The information, which has been making the rounds on some social network platforms and the Internet, in general has generated some controversy, which appears to have further deepened the anxiety of the public.
Examples of the Internet health alert include;
“Dr Brian Berry of the United States has found new cancer in human beings, caused by Silver Nitro Oxide. Whenever you buy recharge cards, don’t scratch with your nails, as it contains Silver Nitro Oxide coating that can cause skin cancer. Share this message with your loved ones”.
“ATTENTION. .....medical research authority of the US have found that new cancer in human beings is caused by 'Silver Nitro Oxide'. Whenever you buy recharge cards or calling cards don't scratch them with your nail as it contains 'silver nitro oxide' coating and can cause skin cancer. Copy and paste this status and spread awareness please”
However, a website; www.hoax-slayer.com, has described the health alert as bogus, saying the coating on scratch tickets (cards) is made of specialised latex inks, which are harmless.
Attempts by The Mirror to find out from the Ministry of Communications whether the government was aware of the alleged health issues associated with the scratch cards was not successful as an official referred this reporter to the National Communications Authority (NCA).
“I have also heard that the coating on the scratch cards may cause health problems but we have no information on the matter, so please speak to officials at the NCA,” the official said on phone. However, calls to the NCA were not returned.
When contacted, the Head of Corporate Communications at Airtel, Mr Donald Gwira said his company had no information on the issue, “So I cannot make any comments”.
MTN also did not have any comments on the matter, when contacted.
However, the Head of Public Relations at Globacom Ghana (Glo), Mr Ekow Quarcoo, said, “The scratchable coating on our top-up cards are neither toxic nor hazardous.
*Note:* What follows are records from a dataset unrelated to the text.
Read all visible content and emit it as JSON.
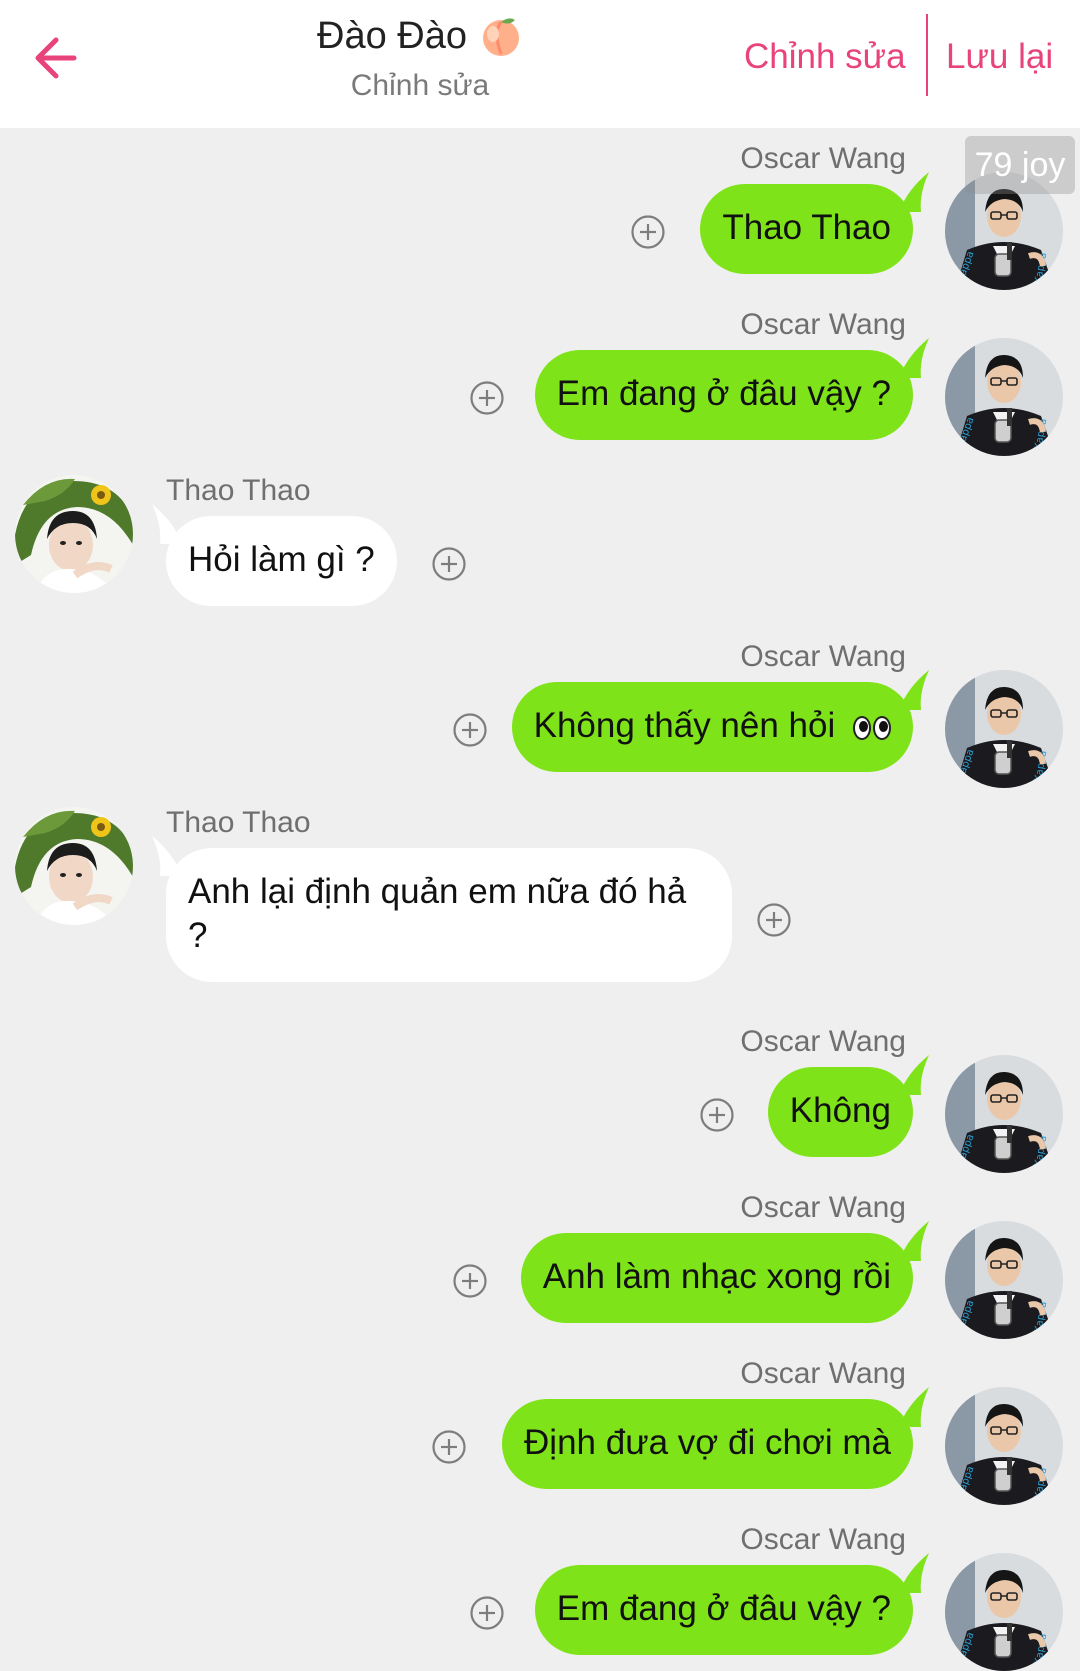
{
  "header": {
    "title": "Đào Đào",
    "title_emoji_icon": "peach-icon",
    "subtitle": "Chỉnh sửa",
    "edit_label": "Chỉnh sửa",
    "save_label": "Lưu lại",
    "back_icon": "arrow-left-icon"
  },
  "watermark": "79 joy",
  "colors": {
    "accent": "#e8437a",
    "sent_bubble": "#7fe319",
    "received_bubble": "#ffffff",
    "background": "#efefef"
  },
  "messages": [
    {
      "sender": "Oscar Wang",
      "side": "me",
      "text": "Thao Thao"
    },
    {
      "sender": "Oscar Wang",
      "side": "me",
      "text": "Em đang ở đâu vậy ?"
    },
    {
      "sender": "Thao Thao",
      "side": "them",
      "text": "Hỏi làm gì ?"
    },
    {
      "sender": "Oscar Wang",
      "side": "me",
      "text": "Không thấy nên hỏi",
      "emoji_icon": "eyes-icon"
    },
    {
      "sender": "Thao Thao",
      "side": "them",
      "text": "Anh lại định quản em nữa đó hả ?"
    },
    {
      "sender": "Oscar Wang",
      "side": "me",
      "text": "Không"
    },
    {
      "sender": "Oscar Wang",
      "side": "me",
      "text": "Anh làm nhạc xong rồi"
    },
    {
      "sender": "Oscar Wang",
      "side": "me",
      "text": "Định đưa vợ đi chơi mà"
    },
    {
      "sender": "Oscar Wang",
      "side": "me",
      "text": "Em đang ở đâu vậy ?"
    }
  ]
}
The coating is a rubberised ink used for that purpose worldwide”.
In an emailed statement to The Mirror, Mr Quarcoo said all the company’s scratch-cards were produced locally (in Ghana) and the vendor who manufactures them confirms that the coating is nothing but harmless scrachable ink”.
“However, it is advisable, says our vendor, to scratch with a coin rather than with the fingernails because once scratched, the coating is just as bad as dirt and can be harmful in as far as dirt trapped in one’s fingernails is harmful. In other words, once it has been scratched off the card, the coating is as bad as any other form of dirt”.
In that context, he said, it was simply not hygienic to scratch with the fingernails and people are advised to desist from doing so.
Written by By William A. Asiedu